Retype the material below, keeping each line identical.

------------

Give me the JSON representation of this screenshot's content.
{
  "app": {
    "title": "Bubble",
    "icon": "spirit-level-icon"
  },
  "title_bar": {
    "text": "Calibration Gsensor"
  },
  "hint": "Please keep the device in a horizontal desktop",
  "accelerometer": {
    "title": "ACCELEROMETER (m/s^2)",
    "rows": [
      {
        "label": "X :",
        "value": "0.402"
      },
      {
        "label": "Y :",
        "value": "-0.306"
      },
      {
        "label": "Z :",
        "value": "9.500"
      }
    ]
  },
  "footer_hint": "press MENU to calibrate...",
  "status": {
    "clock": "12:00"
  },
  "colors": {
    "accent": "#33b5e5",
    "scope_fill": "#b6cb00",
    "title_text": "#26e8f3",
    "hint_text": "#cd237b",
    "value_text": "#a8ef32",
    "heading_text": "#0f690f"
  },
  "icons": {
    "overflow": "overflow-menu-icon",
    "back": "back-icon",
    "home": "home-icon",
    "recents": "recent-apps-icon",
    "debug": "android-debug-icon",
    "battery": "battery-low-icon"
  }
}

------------

▶ **EXERCISE RESPONSE**
Give me the JSON representation of this screenshot's content.
{
  "app": {
    "title": "Bubble",
    "icon": "spirit-level-icon"
  },
  "title_bar": {
    "text": "Calibration Gsensor"
  },
  "hint": "Please keep the device in a horizontal desktop",
  "accelerometer": {
    "title": "ACCELEROMETER (m/s^2)",
    "rows": [
      {
        "label": "X :",
        "value": "0.402"
      },
      {
        "label": "Y :",
        "value": "-0.306"
      },
      {
        "label": "Z :",
        "value": "9.500"
      }
    ]
  },
  "footer_hint": "press MENU to calibrate...",
  "status": {
    "clock": "12:00"
  },
  "colors": {
    "accent": "#33b5e5",
    "scope_fill": "#b6cb00",
    "title_text": "#26e8f3",
    "hint_text": "#cd237b",
    "value_text": "#a8ef32",
    "heading_text": "#0f690f"
  },
  "icons": {
    "overflow": "overflow-menu-icon",
    "back": "back-icon",
    "home": "home-icon",
    "recents": "recent-apps-icon",
    "debug": "android-debug-icon",
    "battery": "battery-low-icon"
  }
}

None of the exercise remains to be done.